At age 27, Block bagged it all and started waiting tables in Boston. During his stint as a travel writer, he had taken black-and-white photographs and thought about becoming an art photographer. He decided to enroll in the Boston Museum School, just across the street from his home. He had never taken an art class, but balked at the school administrators' insistence that he take some basic art classes.

When Block realized his options were either taking a basic art class or scrambling for quarters, Drawing 101 didn't seem so awful. After just two weeks, he admits, "I fell in love with it [painting and drawing]."

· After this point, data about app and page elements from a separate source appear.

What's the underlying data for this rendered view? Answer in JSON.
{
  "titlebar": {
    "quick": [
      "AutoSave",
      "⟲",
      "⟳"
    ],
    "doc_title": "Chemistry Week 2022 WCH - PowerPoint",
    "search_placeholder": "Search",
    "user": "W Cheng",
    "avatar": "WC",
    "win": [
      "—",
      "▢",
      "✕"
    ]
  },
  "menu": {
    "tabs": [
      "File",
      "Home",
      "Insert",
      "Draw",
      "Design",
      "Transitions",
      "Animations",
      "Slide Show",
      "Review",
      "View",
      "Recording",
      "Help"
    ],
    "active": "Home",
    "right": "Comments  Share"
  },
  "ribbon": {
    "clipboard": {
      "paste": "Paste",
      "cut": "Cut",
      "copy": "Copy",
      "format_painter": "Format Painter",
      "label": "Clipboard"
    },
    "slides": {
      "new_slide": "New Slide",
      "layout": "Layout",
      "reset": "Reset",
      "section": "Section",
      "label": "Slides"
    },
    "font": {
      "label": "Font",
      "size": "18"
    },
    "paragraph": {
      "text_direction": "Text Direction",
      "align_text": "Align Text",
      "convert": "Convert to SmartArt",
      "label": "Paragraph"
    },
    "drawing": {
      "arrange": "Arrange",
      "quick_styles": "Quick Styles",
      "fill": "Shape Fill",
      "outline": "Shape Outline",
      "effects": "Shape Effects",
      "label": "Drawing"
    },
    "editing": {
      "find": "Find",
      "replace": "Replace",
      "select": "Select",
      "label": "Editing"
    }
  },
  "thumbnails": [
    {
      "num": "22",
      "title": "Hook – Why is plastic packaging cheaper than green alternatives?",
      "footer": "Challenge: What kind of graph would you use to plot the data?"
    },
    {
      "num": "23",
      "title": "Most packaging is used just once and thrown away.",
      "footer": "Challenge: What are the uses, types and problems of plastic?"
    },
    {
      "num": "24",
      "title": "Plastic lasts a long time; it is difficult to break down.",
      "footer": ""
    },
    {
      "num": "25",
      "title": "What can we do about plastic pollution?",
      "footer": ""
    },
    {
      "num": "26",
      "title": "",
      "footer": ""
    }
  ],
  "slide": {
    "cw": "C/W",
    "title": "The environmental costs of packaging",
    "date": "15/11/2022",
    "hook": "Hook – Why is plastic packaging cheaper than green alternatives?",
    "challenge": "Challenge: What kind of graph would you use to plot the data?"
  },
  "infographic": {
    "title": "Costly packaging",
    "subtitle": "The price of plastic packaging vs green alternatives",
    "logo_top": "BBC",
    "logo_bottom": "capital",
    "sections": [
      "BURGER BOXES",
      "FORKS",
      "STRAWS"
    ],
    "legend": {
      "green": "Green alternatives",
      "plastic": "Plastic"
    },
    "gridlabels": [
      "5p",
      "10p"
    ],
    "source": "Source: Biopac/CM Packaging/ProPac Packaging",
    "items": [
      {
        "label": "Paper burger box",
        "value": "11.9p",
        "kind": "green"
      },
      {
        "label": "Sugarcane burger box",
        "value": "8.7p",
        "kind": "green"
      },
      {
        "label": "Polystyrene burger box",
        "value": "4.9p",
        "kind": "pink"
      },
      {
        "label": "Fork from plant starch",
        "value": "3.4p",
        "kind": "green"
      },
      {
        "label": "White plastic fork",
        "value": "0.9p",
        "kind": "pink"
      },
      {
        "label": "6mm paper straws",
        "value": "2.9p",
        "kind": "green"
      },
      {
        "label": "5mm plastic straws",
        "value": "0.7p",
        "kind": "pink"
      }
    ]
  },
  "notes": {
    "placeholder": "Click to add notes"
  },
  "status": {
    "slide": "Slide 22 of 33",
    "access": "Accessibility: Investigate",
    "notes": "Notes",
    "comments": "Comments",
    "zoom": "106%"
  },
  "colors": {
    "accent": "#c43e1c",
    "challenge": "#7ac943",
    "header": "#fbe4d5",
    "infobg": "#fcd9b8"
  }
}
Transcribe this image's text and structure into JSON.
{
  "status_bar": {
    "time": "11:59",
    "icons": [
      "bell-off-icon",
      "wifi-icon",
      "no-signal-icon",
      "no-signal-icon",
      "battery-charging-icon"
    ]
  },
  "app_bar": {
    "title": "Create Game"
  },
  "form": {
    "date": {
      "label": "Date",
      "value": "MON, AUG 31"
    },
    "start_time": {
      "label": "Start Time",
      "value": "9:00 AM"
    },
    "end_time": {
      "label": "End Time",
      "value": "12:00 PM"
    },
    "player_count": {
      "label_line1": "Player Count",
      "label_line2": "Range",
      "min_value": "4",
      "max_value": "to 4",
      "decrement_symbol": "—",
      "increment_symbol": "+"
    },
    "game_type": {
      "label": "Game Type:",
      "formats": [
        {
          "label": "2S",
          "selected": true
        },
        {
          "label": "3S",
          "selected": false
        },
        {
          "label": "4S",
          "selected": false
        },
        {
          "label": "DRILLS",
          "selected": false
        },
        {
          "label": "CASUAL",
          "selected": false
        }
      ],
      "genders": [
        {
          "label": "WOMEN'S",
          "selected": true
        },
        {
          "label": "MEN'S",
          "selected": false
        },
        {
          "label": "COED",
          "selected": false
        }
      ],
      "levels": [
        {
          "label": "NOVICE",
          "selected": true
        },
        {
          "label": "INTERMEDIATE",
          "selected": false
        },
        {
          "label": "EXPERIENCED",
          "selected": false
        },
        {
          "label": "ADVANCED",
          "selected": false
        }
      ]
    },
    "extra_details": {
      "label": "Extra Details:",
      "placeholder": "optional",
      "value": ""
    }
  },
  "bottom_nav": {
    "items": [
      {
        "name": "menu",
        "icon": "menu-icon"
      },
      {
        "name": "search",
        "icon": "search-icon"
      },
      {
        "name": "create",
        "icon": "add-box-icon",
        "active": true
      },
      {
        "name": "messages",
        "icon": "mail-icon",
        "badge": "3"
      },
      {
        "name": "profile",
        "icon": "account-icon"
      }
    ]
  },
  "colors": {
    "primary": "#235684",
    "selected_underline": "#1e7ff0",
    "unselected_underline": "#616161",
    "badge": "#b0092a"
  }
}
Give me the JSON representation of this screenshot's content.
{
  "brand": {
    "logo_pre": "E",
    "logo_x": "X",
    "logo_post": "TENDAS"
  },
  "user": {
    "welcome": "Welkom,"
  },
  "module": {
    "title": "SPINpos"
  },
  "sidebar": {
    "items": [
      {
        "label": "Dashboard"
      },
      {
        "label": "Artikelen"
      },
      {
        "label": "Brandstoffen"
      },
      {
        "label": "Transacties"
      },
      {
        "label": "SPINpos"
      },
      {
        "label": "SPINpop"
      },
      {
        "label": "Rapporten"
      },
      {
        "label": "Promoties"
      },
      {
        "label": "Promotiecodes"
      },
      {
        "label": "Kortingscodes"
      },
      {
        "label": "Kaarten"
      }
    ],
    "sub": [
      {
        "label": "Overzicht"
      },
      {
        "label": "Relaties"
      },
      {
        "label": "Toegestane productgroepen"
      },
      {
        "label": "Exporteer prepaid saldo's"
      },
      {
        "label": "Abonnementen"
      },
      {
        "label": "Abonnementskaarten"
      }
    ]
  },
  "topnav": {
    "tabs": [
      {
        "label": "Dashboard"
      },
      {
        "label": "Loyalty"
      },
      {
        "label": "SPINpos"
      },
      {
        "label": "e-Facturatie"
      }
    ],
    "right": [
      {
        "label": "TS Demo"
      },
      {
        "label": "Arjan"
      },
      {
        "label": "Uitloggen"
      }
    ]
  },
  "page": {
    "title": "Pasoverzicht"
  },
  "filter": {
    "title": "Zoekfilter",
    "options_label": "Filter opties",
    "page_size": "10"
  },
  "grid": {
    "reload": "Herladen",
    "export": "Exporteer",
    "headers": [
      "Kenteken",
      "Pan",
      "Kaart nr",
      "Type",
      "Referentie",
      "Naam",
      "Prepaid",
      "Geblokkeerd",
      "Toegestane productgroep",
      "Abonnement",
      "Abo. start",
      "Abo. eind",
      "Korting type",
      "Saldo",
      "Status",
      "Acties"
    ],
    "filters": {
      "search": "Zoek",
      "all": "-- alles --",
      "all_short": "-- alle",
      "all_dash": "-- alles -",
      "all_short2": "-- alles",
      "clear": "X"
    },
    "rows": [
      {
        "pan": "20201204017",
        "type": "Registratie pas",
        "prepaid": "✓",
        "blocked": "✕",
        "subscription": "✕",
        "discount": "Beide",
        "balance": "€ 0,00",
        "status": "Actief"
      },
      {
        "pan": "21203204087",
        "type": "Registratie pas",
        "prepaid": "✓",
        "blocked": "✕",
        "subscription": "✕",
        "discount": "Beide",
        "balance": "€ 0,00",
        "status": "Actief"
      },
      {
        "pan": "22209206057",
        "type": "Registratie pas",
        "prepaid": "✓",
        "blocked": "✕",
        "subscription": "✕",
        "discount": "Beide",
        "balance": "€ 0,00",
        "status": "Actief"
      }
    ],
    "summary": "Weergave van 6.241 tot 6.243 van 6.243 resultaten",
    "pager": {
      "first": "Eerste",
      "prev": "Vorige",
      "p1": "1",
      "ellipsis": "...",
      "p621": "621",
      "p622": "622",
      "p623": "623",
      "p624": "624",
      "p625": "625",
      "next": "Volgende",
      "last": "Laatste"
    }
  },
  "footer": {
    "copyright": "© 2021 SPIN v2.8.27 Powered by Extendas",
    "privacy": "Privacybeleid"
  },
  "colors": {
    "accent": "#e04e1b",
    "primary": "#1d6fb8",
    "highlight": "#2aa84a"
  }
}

Of course, Block's family was skeptical. His father wondered how a kid who couldn't manage to draw a decent stick figure could decide to become an artist. His pragmatic grandmother suggested finding an art expert who could tell them if her grandson had any real talent.

Through it all, Block stood firm. Looking back, he realizes his behavior might have been all right at 27. But by age 40, he acknowledges, "I could be a complete failure."

"Block studied art for 18 months before striking out on his own. First, he moved to Denver, then traveled to Spain, where he recalls "the cragged, almost desert-like landscape coalesced with my own feelings of detachment as an expatriate to produce the motivations" for a series of paintings. Almost as important, he could sell a painting for a couple of hundred dollars and support himself for a month.

Living in an unheated room in the small village of Caceres, Spain, he read and reflected."It was around 1993. What can I say, I am a late bloomer," he quips.

He returned to this area in 1996, living in a Gaithersburg basement and teaching art to disadvantaged and emotionally disturbed children. He began painting what he describes as the "mythology of the mundane. As we trudge through our daily lives, we pass through literally millions of moments that act as metaphor for our personal struggle and the struggle of humanity in general."

It doesn't take a rocket scientist to figure out this expressionist painter wasn't about to paint pretty petunias. Even so, Block sought something more.

Back in 1998, on an extended honeymoon, Block whiled away the hours reading books on social and political philosophy. While reading may not be on most people's honeymoon to-do list, Block "realized how to put it all together." "It" meant introducing larger philosophical issues and ideas into some of his paintings.

Now that Block has turned 40, his family has nothing to worry about. In addition to his one-person exhibit, he is working on a public art project in Silver Spring, a book proposal and a multimedia catalog on Jewish and Islamic mystics. Such a nice Jewish boy, with or without his shirt.

Karen Schafer, Montgomery County, MD, July 30, 2003